A SURVEY commissioned by a Singaporean think tank has found that most Malays in Johor are becoming more conservative in their views, such as preferring Muslims for their leaders and growing support for hudud, the Straits Times reports.
The survey by Singapore’s ISEAS-Yusof Ishak Institute examined the role of Islam and its governance in Johor, and the results were released on November 10.
It found that most Johor Malays preferred Muslims to occupy key leadership positions, three in four supported the implementation of hudud while 57% wanted to see the Islamic penal code applied to all, regardless of religion.
ISEAS fellow Norshahril Saat said such conservatism was previously associated with Malays living in rural states like Kelantan, Terengganu and Kedah, and confirmed that “Islamic revivalist thinking” is rising in Johor.
It also found that 94% of Johor Malays agree that the sultan is good guardian of Islam in the state, but do not agree with his views on Arabisation, and the Malaysian Islamic Development Department, and Islamisation.
Ninety per cent of Malays feel that this increased religiosity was a positive development, in contrast to 79% of Chinese and 68 of Indian respondents who disagreed with this statement.
The release of the survey’s results comes after the recent furore over a Muslim-only launderette in Muar, which sparked questions on growing conservatism in the southern state.
Sultan Ibrahim had also previously spoke out against what he perceived to be rising Arabisation in Malay culture.
The sultan’s response to the launderette issue allegedly elicited criticism from a government preacher, which prompted the ruler to order Johor’s religious authorities to cease dealing with their federal counterparts.
The ruler has emerged to be a strident defender of multiculturalism in Johor.
“This never ends. If everything is to be prohibited, we might as well live alone in the cave and not live in society,” he had said recently.
Despite the sultan’s views, many Malays in Johor are still tilting towards conservatism.
A housewife who lives near the Muar Muslim-only launderette says she will be questioned in the afterlife about her actions as a Muslim and not as a Malaysian or Johorean.
Sharina Abdullah, 45, told the Straits Times that the business owner was merely giving options to Muslims, and not being racist or discriminatory towards non-Muslims.
A mosque committee chairman in Mersing, Musa Mahat, 50, said “it’s everyone’s right to choose how he wants his clothes cleaned”.
Norshahril of ISEAS said Johorean Malays, the sultan and scholars may perceive Arabisation differently, but it is the exclusive attitude that some people adopt that matters.
“Whether you are a Sufi, Wahabi or Salafi, that doesn’t matter.
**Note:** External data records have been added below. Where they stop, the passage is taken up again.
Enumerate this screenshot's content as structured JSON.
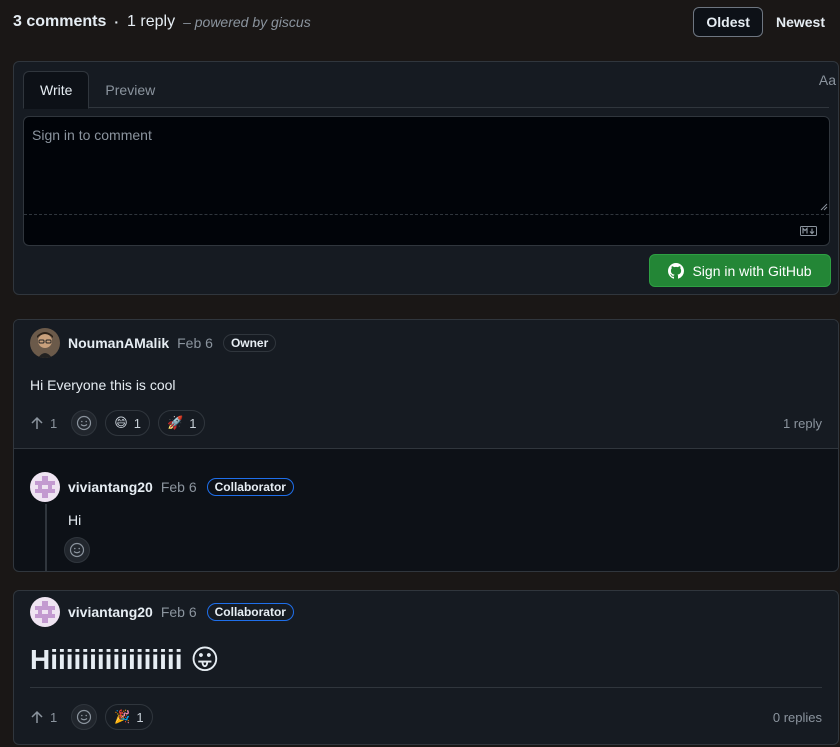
{
  "header": {
    "comments": "3 comments",
    "separator": "·",
    "replies": "1 reply",
    "powered": "– powered by giscus",
    "sort": {
      "oldest": "Oldest",
      "newest": "Newest"
    }
  },
  "editor": {
    "tab_write": "Write",
    "tab_preview": "Preview",
    "text_style": "Aa",
    "placeholder": "Sign in to comment",
    "signin_label": "Sign in with GitHub"
  },
  "comments": [
    {
      "author": "NoumanAMalik",
      "date": "Feb 6",
      "badge": "Owner",
      "body": "Hi Everyone this is cool",
      "upvotes": "1",
      "reactions": [
        {
          "emoji": "😄",
          "count": "1"
        },
        {
          "emoji": "🚀",
          "count": "1"
        }
      ],
      "reply_count": "1 reply",
      "reply": {
        "author": "viviantang20",
        "date": "Feb 6",
        "badge": "Collaborator",
        "body": "Hi"
      }
    },
    {
      "author": "viviantang20",
      "date": "Feb 6",
      "badge": "Collaborator",
      "body": "Hiiiiiiiiiiiiiiiii 😛",
      "upvotes": "1",
      "reactions": [
        {
          "emoji": "🎉",
          "count": "1"
        }
      ],
      "reply_count": "0 replies"
    }
  ],
  "colors": {
    "accent_green": "#238636",
    "collaborator_border": "#1f6feb"
  }
}
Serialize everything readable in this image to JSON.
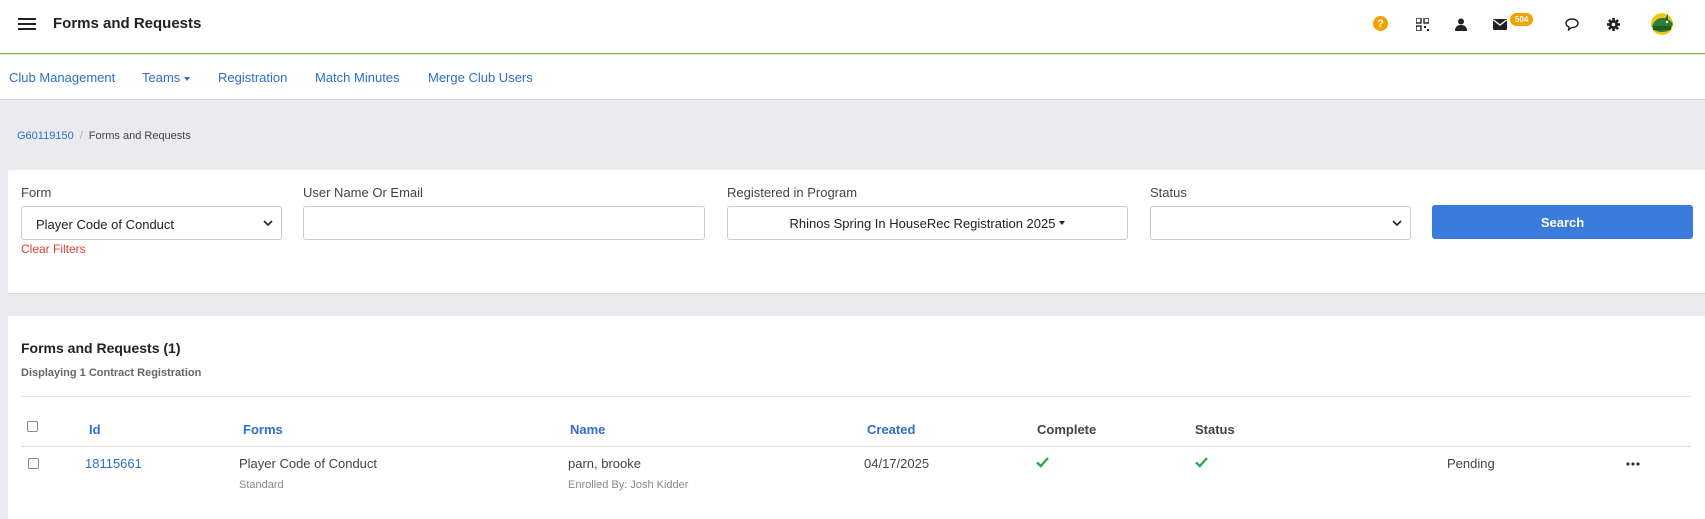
{
  "header": {
    "title": "Forms and Requests",
    "help_icon": "question-circle-icon",
    "help_glyph": "?",
    "icons": [
      "qr-code-icon",
      "user-icon",
      "envelope-icon",
      "chat-icon",
      "gear-icon"
    ],
    "mail_badge": "504",
    "accent_color": "#f4a100"
  },
  "nav": {
    "items": [
      {
        "label": "Club Management"
      },
      {
        "label": "Teams"
      },
      {
        "label": "Registration"
      },
      {
        "label": "Match Minutes"
      },
      {
        "label": "Merge Club Users"
      }
    ]
  },
  "breadcrumb": {
    "root": "G60119150",
    "separator": "/",
    "current": "Forms and Requests"
  },
  "filters": {
    "form_label": "Form",
    "form_value": "Player Code of Conduct",
    "user_label": "User Name Or Email",
    "user_value": "",
    "program_label": "Registered in Program",
    "program_value": "Rhinos Spring In HouseRec Registration 2025",
    "status_label": "Status",
    "status_value": "",
    "clear_label": "Clear Filters",
    "search_label": "Search"
  },
  "results": {
    "title": "Forms and Requests (1)",
    "subtitle": "Displaying 1 Contract Registration",
    "columns": {
      "id": "Id",
      "forms": "Forms",
      "name": "Name",
      "created": "Created",
      "complete": "Complete",
      "status": "Status"
    },
    "rows": [
      {
        "id": "18115661",
        "form": "Player Code of Conduct",
        "form_type": "Standard",
        "name": "parn, brooke",
        "enrolled_by": "Enrolled By: Josh Kidder",
        "created": "04/17/2025",
        "complete": true,
        "status_check": true,
        "state": "Pending"
      }
    ]
  },
  "colors": {
    "link": "#2c6fcc",
    "primary_button": "#3a7bdb",
    "danger": "#e53935",
    "success": "#2eaa45"
  }
}
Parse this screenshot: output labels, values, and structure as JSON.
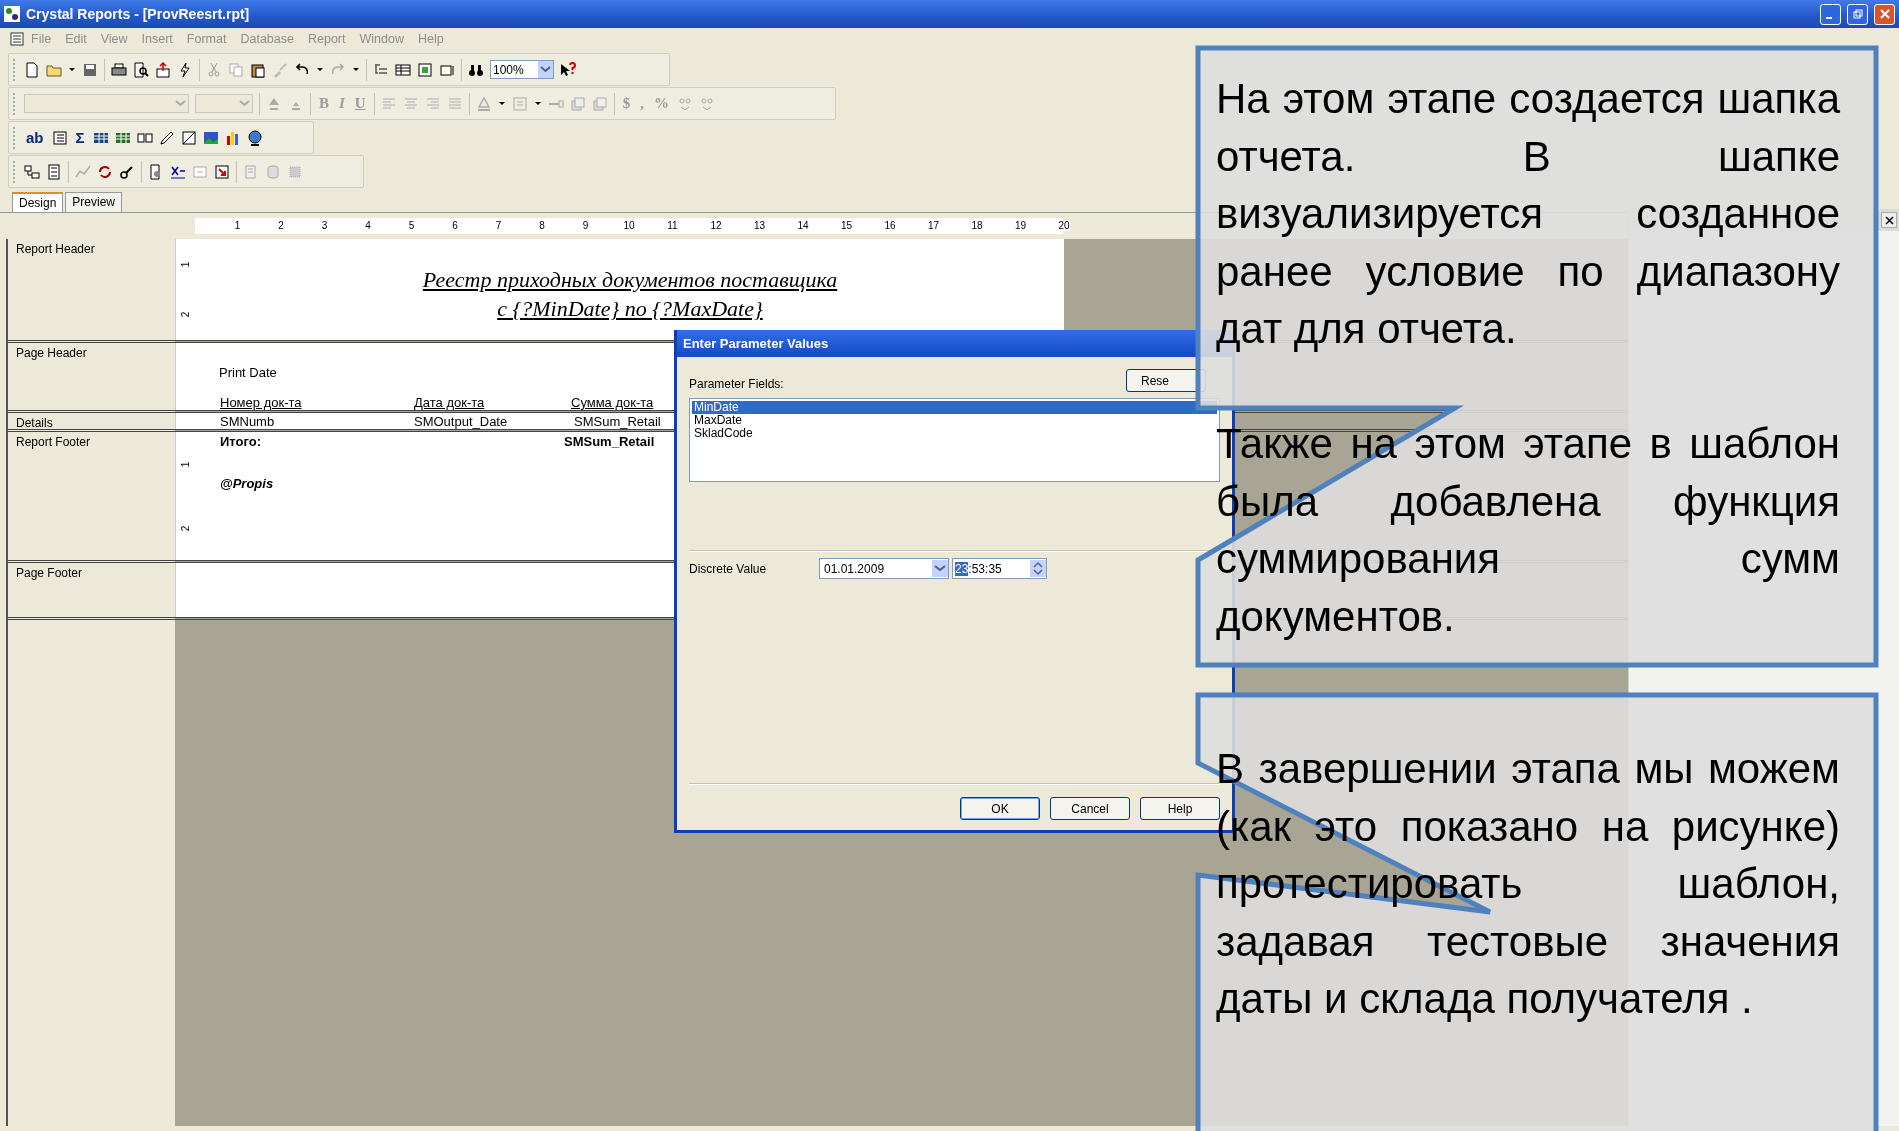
{
  "window": {
    "title": "Crystal Reports - [ProvReesrt.rpt]"
  },
  "menu": [
    {
      "label": "File",
      "disabled": true
    },
    {
      "label": "Edit",
      "disabled": true
    },
    {
      "label": "View",
      "disabled": true
    },
    {
      "label": "Insert",
      "disabled": true
    },
    {
      "label": "Format",
      "disabled": true
    },
    {
      "label": "Database",
      "disabled": true
    },
    {
      "label": "Report",
      "disabled": true
    },
    {
      "label": "Window",
      "disabled": true
    },
    {
      "label": "Help",
      "disabled": true
    }
  ],
  "toolbars": {
    "zoom": "100%",
    "text_buttons": [
      "B",
      "I",
      "U",
      "$",
      ",",
      "%",
      "ab",
      "Σ"
    ]
  },
  "tabs": [
    {
      "label": "Design",
      "selected": true
    },
    {
      "label": "Preview",
      "selected": false
    }
  ],
  "ruler": [
    "1",
    "2",
    "3",
    "4",
    "5",
    "6",
    "7",
    "8",
    "9",
    "10",
    "11",
    "12",
    "13",
    "14",
    "15",
    "16",
    "17",
    "18",
    "19",
    "20"
  ],
  "sections": [
    {
      "name": "Report Header",
      "kind": "report_header",
      "ruler_marks": [
        "1",
        "2"
      ],
      "fields": [
        {
          "text": "Реестр приходных документов поставщика",
          "kind": "title"
        },
        {
          "text": "с {?MinDate} по {?MaxDate}",
          "kind": "title"
        }
      ]
    },
    {
      "name": "Page Header",
      "kind": "page_header",
      "fields": [
        {
          "text": "Print Date",
          "kind": "label"
        },
        {
          "text": "Номер док-та",
          "kind": "header"
        },
        {
          "text": "Дата док-та",
          "kind": "header"
        },
        {
          "text": "Сумма док-та",
          "kind": "header"
        }
      ]
    },
    {
      "name": "Details",
      "kind": "details",
      "fields": [
        {
          "text": "SMNumb",
          "kind": "field"
        },
        {
          "text": "SMOutput_Date",
          "kind": "field"
        },
        {
          "text": "SMSum_Retail",
          "kind": "field"
        }
      ]
    },
    {
      "name": "Report Footer",
      "kind": "report_footer",
      "ruler_marks": [
        "1",
        "2"
      ],
      "fields": [
        {
          "text": "Итого:",
          "kind": "total"
        },
        {
          "text": "SMSum_Retail",
          "kind": "total"
        },
        {
          "text": "@Propis",
          "kind": "formula"
        }
      ]
    },
    {
      "name": "Page Footer",
      "kind": "page_footer"
    }
  ],
  "dialog": {
    "title": "Enter Parameter Values",
    "fields_label": "Parameter Fields:",
    "reset": "Rese",
    "parameters": [
      {
        "label": "MinDate",
        "selected": true
      },
      {
        "label": "MaxDate",
        "selected": false
      },
      {
        "label": "SkladCode",
        "selected": false
      }
    ],
    "value_label": "Discrete Value",
    "date": "01.01.2009",
    "time_selected": "23",
    "time_rest": ":53:35",
    "buttons": [
      "OK",
      "Cancel",
      "Help"
    ]
  },
  "callouts": [
    {
      "paragraphs": [
        "На этом этапе создается шапка отчета. В шапке визуализируется созданное ранее условие по диапазону дат для отчета.",
        "Также на этом этапе в шаблон была добавлена функция суммирования сумм документов."
      ]
    },
    {
      "paragraphs": [
        "В завершении этапа мы можем (как это показано на рисунке) протестировать шаблон, задавая тестовые значения даты и склада получателя ."
      ]
    }
  ]
}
It’s whether you adopt an exclusivist attitude, that matters,” he said.
“The rise of exclusivism is something that we should not tolerate, particularly selecting leaders based on their religion rather than their merits, attitudes or capabilities.”
Rashaad Ali, an analyst with the S. Rajaratnam School of International Studies (RSIS), said some Malay-Muslims would support the implementation of hudud “solely on the basis that it is ‘Islamic’ and their identity as a Muslim almost obligates them to lend support”.
The survey is part of the institute’s study on social, economic and political trends in Johor. A previous survey in 2013 did not examine religion but looked into attitudes towards governance and economy, Iskandar Malaysia and Singapore.
THE MALAYSIAN INSIGHT